Every episode of the series feels like that embrace.
I once drove 10 hours in the dark to Marianna, Arkansas, to eat a pulled pork sandwich at America’s oldest Black-owned restaurant, Jones’ Bar-B-Q Diner. I tell you this because I need you to understand that food is not a trifling thing to me. I will brave inclement weather, being pulled over by state troopers, and the South itself to get to a platter that might change my life. An appetite for food and the stories trapped in it are my pedigree. It is what I have instead of cooking school credentials or a sommelier pin. And because food is my religion, High on the Hog hits me in all the places my soul longs to have touched.
When culinary historian Michael Twitty walks Satterfield through the creation of okra stew — not only the way it would have been cooked by their ancestors, but on a former plantation — it is a ritual of connective prayer. When preservationist Gabrielle E. W. Carter extols the many virtues of preserving fresh produce by Black farmers, she speaks with the carriage of a prophet. When Gullah chef BJ Dennis splays a whole hog, its limbs akimbo, the connotations of self-sacrifice are not wholly inappropriate. Soul food as captured by High on the Hog is given the cinematic treatment usually reserved for presentations of fine dining, with all of its craft and love intact. For once, the full menu of African American cuisine is given the proper breathing room from which to deliver its many sermons.
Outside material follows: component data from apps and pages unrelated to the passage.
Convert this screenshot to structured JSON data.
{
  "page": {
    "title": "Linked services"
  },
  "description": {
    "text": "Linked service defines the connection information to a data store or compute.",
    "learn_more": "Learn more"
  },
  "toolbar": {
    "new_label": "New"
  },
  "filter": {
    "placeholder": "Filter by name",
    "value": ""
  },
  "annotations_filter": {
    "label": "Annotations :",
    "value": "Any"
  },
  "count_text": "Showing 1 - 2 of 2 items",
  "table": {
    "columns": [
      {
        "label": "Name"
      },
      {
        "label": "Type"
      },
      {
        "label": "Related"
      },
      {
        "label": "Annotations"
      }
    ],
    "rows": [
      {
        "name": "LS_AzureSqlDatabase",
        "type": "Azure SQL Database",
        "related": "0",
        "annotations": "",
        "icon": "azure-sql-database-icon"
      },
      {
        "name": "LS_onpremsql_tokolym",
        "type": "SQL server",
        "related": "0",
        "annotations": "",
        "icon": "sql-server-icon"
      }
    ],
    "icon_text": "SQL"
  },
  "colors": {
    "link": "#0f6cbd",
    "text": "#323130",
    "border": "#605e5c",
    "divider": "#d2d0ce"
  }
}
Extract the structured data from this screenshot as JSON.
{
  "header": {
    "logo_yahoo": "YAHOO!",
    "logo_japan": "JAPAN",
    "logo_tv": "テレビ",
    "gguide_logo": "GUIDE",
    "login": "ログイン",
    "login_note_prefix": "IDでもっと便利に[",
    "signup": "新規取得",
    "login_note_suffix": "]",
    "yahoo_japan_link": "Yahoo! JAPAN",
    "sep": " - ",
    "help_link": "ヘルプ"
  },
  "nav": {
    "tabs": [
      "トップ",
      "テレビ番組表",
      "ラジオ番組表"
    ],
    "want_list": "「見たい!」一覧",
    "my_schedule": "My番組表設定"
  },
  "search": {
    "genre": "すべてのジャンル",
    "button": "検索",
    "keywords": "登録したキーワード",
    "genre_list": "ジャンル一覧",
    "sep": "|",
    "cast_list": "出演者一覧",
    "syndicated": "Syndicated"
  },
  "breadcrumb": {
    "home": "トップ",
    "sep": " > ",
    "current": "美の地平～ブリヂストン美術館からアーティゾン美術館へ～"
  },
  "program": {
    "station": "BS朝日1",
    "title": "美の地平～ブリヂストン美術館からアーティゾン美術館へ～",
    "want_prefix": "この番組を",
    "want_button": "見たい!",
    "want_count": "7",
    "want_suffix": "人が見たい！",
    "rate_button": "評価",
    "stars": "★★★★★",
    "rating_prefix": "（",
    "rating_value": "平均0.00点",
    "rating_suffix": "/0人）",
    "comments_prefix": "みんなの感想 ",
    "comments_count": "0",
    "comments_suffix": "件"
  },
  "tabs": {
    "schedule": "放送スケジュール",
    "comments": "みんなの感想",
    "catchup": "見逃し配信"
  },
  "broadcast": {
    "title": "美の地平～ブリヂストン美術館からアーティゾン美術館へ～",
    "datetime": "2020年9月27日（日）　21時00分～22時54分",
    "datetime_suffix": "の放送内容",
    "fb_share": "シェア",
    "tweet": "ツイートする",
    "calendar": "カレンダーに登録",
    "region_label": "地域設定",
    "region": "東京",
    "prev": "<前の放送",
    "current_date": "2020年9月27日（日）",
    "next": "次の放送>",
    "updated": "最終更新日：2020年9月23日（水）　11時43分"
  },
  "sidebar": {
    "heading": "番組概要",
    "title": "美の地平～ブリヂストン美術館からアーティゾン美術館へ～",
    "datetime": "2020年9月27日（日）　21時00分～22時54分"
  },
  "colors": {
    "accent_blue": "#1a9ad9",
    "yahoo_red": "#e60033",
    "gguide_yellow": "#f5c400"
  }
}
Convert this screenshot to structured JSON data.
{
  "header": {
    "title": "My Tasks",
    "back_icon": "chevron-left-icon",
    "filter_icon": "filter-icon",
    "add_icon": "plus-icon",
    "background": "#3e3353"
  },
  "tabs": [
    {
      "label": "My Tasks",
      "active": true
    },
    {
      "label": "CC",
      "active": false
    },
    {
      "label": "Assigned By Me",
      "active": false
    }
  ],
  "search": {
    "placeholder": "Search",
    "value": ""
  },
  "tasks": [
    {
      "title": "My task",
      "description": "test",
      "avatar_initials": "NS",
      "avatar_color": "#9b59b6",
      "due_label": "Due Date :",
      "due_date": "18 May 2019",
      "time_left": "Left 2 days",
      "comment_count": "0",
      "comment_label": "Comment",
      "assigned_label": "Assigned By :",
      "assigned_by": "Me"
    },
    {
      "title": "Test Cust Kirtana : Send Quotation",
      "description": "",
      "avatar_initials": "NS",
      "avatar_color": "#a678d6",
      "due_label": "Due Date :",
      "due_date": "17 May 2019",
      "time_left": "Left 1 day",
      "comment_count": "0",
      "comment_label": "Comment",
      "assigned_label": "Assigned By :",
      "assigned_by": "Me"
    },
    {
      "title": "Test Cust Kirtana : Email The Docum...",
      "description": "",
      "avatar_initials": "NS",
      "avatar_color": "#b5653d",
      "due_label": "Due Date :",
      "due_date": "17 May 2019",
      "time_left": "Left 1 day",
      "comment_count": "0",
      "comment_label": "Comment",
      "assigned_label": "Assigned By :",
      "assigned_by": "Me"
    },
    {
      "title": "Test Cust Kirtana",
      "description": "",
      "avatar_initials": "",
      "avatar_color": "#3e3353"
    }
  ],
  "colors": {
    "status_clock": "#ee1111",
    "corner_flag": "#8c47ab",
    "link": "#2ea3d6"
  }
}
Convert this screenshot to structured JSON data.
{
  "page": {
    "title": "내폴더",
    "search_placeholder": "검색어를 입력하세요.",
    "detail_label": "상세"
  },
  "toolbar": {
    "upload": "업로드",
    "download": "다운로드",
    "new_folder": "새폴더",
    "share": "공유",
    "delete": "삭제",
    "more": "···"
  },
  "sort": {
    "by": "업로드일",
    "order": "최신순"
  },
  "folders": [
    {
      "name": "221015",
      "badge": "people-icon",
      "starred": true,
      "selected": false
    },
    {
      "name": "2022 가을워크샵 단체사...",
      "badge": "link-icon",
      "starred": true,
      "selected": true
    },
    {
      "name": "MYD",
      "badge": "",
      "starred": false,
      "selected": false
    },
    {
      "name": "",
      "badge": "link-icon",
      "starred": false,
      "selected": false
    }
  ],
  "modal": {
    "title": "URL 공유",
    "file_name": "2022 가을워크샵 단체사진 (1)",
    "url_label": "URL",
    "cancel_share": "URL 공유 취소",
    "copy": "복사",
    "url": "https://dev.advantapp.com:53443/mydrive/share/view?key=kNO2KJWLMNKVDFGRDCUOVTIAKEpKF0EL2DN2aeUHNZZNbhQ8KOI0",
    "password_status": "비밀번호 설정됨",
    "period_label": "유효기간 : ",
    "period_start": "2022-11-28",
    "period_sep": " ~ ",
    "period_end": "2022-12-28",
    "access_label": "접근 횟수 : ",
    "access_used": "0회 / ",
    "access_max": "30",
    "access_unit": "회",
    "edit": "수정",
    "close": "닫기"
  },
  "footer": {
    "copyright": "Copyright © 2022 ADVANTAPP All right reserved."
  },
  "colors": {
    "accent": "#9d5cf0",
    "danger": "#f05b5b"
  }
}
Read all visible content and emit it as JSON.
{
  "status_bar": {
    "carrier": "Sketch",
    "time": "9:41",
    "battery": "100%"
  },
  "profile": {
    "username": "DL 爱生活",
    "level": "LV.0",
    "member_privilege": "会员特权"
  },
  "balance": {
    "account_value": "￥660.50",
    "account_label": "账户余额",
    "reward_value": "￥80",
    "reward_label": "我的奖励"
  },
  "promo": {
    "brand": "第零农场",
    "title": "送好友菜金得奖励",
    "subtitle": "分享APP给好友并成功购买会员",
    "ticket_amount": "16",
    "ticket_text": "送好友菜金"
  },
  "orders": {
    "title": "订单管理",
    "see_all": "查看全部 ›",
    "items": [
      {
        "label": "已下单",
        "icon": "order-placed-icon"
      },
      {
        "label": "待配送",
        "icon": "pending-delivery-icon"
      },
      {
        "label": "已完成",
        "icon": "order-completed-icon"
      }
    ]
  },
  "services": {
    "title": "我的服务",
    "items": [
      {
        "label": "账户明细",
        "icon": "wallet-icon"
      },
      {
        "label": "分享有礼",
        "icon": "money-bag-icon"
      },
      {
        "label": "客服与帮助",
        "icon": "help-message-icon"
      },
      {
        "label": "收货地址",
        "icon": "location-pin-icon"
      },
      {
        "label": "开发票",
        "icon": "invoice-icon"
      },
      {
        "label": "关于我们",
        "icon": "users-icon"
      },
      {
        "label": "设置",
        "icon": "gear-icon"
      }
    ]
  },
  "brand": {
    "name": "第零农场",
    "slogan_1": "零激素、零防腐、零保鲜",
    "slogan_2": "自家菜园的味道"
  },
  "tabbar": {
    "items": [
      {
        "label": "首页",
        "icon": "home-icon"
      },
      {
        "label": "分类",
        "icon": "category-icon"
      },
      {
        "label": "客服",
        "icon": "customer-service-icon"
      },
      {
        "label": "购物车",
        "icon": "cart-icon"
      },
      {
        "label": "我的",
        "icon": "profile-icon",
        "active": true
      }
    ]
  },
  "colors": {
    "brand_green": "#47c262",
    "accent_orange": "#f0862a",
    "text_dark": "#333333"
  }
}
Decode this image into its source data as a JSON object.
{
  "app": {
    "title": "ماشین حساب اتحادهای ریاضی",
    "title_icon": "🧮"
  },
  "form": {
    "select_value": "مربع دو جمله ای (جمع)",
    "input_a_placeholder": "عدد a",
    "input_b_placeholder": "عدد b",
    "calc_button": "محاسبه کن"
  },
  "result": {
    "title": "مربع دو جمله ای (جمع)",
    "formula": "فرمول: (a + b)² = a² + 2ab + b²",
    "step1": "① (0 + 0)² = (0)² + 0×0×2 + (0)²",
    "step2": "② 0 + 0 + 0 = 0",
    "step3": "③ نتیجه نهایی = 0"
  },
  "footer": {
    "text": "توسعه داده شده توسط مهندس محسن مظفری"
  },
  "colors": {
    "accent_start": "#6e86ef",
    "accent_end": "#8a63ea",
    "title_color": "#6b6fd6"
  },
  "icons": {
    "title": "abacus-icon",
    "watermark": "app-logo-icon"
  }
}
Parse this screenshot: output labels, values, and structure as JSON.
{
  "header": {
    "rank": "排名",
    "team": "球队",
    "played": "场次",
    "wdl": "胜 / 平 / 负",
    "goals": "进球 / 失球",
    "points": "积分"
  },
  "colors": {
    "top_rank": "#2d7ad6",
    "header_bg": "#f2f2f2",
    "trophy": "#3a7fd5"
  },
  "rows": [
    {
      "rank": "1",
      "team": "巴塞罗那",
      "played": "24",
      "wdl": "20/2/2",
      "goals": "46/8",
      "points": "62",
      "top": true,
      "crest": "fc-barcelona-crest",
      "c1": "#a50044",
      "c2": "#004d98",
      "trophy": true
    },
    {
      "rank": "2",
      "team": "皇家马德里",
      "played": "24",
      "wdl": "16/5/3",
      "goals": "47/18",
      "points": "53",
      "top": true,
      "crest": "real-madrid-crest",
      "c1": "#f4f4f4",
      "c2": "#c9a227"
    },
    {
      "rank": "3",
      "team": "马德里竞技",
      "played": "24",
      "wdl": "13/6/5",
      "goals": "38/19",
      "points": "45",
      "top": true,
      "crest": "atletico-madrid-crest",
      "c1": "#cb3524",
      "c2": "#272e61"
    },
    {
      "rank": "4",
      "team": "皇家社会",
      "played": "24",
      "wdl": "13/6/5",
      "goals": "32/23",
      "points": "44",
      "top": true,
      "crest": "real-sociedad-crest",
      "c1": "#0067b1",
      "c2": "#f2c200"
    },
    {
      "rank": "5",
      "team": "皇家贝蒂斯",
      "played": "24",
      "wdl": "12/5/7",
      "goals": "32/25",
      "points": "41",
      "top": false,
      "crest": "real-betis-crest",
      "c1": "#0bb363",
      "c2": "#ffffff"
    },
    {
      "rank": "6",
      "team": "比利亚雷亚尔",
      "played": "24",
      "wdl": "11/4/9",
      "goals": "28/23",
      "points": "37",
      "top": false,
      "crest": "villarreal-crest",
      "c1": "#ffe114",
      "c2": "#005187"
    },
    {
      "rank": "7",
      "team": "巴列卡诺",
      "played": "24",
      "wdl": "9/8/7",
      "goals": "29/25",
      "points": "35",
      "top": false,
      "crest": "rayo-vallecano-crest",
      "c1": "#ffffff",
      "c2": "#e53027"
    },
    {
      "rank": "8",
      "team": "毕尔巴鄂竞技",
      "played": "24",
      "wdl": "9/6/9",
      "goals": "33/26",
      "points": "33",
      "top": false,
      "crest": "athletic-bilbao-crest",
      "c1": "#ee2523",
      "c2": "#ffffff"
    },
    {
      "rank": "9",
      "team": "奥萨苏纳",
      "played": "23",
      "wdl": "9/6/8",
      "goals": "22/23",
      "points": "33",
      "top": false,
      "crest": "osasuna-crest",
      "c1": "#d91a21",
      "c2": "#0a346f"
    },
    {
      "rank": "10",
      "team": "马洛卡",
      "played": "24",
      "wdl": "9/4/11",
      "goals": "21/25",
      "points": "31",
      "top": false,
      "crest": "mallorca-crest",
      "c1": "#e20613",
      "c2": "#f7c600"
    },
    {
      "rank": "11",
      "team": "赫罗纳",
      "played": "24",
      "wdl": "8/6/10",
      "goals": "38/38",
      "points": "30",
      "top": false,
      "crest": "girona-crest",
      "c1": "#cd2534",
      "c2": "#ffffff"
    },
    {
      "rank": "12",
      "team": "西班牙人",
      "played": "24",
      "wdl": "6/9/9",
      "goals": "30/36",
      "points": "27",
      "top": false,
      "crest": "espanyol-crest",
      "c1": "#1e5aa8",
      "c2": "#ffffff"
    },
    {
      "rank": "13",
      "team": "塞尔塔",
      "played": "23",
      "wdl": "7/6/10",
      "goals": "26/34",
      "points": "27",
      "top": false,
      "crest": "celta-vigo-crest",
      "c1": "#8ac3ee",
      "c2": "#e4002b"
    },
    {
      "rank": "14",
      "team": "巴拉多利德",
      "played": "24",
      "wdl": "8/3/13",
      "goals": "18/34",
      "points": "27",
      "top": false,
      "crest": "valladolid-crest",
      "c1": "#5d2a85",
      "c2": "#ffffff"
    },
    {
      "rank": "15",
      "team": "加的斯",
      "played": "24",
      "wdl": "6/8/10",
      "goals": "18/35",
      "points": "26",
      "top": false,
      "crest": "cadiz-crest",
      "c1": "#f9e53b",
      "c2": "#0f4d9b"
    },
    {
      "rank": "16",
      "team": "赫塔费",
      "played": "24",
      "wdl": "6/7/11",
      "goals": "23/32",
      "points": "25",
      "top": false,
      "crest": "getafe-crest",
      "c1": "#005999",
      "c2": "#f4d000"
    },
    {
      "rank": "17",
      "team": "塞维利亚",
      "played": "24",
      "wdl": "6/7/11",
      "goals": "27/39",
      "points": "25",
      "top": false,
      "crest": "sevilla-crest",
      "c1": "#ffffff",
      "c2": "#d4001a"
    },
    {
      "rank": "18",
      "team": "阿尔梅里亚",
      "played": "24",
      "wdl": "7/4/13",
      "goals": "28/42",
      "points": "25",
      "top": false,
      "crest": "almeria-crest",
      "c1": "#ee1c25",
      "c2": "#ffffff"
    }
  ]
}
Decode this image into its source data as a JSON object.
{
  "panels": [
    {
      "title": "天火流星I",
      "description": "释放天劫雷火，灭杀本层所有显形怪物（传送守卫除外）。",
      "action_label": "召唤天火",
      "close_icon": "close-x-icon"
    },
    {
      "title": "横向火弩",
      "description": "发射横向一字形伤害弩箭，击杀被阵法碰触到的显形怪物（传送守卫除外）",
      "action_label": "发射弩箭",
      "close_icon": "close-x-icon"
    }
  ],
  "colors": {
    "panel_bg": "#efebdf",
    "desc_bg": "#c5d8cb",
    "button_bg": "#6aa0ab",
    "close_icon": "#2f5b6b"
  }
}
Ultimately, what High on the Hog offers is right there in the title. Finally, everyone is allowed to eat of the good parts of the beast, to nourish ourselves with intent and without regard to station. The series was full of food, yes, but also heaping spoonfuls of Black living and joy and celebration. If we must contend with the legacy of America’s original sin, and we absolutely must, then this is the way to do it. Preferably with a plate of soul food on the side.